TASK DETAILS – Every line below that holds the string "Build" must be copied.

TASK INPUT –
════════════════════
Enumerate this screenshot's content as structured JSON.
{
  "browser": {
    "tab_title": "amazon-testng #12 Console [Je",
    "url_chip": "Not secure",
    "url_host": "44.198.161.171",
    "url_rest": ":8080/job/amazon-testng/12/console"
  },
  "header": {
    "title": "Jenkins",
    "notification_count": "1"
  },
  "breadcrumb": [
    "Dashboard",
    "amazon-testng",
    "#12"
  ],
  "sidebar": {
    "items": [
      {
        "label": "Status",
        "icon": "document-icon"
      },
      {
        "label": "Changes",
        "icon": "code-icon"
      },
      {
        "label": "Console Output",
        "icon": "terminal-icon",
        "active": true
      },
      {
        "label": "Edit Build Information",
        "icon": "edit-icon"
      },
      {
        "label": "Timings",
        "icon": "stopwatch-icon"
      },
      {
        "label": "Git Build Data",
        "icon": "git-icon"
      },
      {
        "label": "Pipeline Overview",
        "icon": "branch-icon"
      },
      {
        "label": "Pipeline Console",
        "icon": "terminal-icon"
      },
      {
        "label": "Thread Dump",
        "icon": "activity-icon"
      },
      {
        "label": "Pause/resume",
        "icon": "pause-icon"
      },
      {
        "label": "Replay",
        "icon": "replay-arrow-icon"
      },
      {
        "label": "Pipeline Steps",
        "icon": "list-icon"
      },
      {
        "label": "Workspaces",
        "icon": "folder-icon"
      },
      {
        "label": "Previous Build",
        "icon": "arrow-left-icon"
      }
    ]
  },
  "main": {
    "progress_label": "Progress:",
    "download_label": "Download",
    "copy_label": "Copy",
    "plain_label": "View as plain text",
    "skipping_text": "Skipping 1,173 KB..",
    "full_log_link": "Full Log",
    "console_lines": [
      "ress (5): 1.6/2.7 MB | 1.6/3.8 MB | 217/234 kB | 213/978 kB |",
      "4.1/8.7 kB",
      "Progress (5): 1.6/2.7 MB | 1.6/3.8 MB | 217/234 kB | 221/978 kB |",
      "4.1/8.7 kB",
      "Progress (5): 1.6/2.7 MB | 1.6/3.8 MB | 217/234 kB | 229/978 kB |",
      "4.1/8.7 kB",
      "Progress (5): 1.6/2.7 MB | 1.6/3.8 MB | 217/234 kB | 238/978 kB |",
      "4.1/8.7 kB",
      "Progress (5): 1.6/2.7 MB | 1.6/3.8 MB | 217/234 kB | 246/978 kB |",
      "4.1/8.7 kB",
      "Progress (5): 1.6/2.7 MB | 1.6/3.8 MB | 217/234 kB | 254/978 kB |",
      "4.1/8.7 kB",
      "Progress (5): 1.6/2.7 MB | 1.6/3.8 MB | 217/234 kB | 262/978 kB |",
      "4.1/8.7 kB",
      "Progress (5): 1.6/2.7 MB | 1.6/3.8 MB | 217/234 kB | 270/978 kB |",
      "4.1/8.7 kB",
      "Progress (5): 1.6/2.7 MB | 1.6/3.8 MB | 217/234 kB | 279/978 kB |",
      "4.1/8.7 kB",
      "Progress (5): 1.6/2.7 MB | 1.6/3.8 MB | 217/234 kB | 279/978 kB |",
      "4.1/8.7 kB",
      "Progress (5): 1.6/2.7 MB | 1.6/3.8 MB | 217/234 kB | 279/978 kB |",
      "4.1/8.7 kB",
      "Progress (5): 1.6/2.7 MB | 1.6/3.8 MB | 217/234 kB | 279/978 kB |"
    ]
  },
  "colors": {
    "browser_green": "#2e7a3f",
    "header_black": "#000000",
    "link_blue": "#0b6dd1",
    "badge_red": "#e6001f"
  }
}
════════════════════
EXERCISE RESPONSE –
        "label": "Edit Build Information",
        "label": "Git Build Data",
        "label": "Previous Build",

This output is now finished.